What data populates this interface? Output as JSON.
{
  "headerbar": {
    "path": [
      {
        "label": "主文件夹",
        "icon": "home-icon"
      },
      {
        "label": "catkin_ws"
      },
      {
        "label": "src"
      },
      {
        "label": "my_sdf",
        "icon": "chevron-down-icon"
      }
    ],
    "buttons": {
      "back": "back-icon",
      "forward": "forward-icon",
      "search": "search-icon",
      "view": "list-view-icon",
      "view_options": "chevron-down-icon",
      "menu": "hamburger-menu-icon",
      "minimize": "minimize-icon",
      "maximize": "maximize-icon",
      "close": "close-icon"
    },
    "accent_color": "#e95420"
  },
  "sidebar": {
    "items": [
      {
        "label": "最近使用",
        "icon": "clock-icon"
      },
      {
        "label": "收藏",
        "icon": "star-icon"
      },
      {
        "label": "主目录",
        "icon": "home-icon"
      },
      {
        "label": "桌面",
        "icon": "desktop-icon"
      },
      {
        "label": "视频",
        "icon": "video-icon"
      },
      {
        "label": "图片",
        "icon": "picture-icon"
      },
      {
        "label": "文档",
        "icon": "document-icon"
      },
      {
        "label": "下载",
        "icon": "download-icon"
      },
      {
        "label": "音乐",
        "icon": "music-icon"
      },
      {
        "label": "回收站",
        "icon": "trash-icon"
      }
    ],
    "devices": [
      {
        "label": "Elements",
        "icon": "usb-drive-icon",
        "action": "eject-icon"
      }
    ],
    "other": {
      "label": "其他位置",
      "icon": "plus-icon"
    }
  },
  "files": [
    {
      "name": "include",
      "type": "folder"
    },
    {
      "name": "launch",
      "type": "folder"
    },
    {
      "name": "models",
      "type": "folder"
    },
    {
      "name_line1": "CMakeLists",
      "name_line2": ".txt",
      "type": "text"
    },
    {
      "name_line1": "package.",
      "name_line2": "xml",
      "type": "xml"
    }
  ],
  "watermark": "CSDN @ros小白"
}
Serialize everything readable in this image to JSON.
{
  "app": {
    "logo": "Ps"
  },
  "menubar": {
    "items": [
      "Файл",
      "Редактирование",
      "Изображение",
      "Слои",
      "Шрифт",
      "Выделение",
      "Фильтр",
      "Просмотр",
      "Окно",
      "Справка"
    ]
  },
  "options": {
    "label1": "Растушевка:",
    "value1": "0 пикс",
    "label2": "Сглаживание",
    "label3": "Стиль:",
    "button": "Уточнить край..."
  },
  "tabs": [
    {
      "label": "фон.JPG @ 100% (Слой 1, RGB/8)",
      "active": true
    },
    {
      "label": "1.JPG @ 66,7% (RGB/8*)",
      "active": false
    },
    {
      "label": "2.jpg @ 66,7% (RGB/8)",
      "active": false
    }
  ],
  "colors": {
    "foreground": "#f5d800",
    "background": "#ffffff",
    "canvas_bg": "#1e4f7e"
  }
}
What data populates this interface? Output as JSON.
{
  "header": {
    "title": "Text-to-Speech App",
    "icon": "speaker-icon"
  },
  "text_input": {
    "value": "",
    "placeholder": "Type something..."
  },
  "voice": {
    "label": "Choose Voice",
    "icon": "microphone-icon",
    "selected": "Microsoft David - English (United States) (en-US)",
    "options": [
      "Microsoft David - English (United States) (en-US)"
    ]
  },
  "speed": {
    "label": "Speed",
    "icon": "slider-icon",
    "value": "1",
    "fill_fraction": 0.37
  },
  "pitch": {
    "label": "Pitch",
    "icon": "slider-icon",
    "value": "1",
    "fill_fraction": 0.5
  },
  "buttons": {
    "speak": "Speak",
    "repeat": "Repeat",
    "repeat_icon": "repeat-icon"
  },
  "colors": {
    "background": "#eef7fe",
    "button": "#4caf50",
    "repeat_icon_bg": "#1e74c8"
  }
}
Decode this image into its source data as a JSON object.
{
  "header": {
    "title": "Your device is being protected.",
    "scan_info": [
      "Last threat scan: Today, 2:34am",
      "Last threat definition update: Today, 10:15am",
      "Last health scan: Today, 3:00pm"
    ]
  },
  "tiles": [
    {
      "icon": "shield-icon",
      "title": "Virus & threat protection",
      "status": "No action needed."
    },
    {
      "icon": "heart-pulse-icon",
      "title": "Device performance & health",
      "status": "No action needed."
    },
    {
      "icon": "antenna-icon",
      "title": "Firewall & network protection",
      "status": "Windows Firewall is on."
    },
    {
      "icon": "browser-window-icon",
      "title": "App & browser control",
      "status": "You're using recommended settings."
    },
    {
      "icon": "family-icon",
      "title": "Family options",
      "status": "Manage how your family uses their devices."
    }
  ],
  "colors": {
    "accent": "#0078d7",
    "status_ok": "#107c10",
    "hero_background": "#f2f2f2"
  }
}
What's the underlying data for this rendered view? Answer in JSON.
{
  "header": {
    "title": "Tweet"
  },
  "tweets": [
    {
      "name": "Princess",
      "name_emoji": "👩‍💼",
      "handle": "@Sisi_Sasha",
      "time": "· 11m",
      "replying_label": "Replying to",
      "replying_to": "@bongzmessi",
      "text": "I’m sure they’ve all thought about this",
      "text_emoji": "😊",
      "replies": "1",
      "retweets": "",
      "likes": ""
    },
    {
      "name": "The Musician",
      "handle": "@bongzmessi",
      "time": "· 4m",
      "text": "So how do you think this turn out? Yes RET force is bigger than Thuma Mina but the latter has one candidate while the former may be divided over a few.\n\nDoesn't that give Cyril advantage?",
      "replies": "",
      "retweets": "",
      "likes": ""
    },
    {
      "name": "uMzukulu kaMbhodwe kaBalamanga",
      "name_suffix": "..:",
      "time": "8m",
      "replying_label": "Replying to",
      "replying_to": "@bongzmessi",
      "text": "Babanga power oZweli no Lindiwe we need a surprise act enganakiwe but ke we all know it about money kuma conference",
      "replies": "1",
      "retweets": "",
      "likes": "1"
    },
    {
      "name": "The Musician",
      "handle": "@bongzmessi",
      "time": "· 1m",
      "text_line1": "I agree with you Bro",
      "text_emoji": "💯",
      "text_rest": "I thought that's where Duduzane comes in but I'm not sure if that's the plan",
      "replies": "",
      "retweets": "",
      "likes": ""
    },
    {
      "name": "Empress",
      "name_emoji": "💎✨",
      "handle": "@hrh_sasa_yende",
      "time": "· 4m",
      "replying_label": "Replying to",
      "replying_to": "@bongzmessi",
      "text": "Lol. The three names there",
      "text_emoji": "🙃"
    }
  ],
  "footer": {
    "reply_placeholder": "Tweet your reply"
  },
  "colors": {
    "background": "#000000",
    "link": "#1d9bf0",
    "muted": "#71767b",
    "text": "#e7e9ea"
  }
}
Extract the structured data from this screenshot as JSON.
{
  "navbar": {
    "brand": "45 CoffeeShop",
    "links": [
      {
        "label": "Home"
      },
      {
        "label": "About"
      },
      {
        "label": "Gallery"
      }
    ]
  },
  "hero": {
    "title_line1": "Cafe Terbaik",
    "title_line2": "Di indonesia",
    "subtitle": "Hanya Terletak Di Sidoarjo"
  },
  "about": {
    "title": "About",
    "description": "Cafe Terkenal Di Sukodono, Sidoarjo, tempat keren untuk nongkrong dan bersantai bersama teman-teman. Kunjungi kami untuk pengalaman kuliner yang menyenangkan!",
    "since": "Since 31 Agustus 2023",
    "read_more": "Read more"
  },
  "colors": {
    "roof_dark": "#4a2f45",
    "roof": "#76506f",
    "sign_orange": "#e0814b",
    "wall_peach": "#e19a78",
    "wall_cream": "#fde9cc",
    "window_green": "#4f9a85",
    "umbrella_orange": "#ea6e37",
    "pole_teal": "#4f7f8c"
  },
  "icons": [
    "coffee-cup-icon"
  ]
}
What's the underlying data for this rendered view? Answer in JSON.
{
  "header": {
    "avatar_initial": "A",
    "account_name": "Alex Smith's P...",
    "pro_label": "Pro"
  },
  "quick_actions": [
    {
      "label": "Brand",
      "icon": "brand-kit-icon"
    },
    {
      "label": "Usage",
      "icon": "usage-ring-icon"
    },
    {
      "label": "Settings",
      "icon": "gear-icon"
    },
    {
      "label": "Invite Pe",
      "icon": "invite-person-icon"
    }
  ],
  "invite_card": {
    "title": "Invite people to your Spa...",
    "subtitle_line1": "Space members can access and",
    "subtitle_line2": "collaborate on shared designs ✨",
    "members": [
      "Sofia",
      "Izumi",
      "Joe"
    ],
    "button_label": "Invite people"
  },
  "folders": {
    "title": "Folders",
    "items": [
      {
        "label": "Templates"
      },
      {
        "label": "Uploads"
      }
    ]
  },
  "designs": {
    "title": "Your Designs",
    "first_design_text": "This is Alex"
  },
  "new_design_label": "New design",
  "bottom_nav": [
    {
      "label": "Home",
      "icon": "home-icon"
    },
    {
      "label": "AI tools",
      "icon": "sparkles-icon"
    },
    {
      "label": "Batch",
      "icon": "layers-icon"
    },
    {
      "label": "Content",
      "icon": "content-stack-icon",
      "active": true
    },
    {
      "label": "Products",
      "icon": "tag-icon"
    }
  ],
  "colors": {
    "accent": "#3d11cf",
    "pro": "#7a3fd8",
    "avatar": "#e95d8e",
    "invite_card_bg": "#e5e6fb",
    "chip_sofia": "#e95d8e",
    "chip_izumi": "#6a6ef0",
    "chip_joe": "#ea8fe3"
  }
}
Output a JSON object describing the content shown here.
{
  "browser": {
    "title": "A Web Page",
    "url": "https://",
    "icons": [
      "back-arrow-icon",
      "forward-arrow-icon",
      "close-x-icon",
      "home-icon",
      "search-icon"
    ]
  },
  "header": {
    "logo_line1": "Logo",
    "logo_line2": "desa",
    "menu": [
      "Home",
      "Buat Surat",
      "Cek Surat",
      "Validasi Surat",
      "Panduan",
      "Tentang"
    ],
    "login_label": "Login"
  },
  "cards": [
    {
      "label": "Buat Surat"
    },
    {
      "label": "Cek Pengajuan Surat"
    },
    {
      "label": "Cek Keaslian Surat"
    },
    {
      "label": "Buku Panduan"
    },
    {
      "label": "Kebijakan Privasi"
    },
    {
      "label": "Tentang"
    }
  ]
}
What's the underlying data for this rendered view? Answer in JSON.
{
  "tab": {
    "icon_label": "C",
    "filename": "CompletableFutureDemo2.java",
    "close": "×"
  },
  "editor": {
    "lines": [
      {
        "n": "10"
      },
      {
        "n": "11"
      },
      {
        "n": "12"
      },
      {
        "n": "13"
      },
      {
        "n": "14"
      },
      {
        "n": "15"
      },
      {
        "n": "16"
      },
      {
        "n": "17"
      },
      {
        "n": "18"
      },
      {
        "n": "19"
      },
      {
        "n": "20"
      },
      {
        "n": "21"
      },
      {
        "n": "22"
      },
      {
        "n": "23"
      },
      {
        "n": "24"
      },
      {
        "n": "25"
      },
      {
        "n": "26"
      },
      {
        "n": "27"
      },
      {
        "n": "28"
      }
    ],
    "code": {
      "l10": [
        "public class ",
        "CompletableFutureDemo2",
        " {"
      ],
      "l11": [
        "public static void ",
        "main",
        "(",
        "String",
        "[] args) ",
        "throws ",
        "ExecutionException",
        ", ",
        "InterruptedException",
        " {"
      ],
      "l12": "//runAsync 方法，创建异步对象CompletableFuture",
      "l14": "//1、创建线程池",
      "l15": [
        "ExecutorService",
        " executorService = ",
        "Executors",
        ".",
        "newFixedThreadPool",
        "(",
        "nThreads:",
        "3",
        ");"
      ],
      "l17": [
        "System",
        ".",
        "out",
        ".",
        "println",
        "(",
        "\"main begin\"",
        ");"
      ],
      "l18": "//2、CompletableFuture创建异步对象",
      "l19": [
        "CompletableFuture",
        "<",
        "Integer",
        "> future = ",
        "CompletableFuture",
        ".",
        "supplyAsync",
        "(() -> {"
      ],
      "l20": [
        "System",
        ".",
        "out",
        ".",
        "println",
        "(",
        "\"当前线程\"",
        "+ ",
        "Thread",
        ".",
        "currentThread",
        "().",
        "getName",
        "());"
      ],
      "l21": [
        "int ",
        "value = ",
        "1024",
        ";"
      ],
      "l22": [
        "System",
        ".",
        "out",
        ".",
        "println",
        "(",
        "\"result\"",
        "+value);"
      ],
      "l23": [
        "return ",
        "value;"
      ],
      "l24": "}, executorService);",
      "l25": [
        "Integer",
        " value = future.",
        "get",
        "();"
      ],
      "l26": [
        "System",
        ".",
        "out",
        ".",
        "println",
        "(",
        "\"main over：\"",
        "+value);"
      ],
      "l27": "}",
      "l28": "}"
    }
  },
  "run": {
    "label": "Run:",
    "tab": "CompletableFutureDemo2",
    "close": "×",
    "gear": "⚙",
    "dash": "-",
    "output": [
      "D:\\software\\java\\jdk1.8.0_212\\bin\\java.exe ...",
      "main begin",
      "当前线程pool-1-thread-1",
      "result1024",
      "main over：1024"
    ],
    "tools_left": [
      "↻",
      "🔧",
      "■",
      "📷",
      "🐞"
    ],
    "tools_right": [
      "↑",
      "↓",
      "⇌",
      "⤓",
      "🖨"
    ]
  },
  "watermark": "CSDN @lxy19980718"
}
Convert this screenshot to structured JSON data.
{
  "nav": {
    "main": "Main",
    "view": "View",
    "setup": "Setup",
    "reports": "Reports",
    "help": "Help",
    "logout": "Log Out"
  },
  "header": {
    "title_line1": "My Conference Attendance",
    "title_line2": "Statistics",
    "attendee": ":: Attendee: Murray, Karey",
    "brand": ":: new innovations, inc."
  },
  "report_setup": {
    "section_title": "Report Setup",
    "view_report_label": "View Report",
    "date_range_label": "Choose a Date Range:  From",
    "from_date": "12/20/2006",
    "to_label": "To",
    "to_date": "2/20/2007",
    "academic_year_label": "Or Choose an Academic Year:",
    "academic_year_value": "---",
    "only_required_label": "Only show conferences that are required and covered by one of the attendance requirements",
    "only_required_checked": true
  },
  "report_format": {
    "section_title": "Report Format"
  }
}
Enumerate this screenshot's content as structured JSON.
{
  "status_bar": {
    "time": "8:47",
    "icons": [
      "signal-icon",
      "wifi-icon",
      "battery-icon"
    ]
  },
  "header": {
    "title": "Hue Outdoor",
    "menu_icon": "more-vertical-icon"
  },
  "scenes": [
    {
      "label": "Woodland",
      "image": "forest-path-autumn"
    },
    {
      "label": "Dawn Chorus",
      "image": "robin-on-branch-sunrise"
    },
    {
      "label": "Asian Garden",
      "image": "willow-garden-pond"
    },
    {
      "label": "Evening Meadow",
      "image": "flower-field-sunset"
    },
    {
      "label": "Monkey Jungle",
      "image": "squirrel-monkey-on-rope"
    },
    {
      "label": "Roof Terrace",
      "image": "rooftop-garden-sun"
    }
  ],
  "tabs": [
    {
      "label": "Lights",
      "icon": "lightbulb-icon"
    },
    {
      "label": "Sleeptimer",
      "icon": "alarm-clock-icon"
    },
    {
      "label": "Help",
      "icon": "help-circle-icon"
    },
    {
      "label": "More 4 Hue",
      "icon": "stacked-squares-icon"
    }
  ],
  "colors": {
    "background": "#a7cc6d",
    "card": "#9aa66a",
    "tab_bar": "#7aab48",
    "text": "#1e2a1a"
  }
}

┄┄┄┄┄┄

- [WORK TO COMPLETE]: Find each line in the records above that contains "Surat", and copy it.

- [RESPONSE FOR THIS EXERCISE]:
      "Buat Surat",
      "Cek Surat",
      "Validasi Surat",
      "label": "Buat Surat"
      "label": "Cek Pengajuan Surat"
      "label": "Cek Keaslian Surat"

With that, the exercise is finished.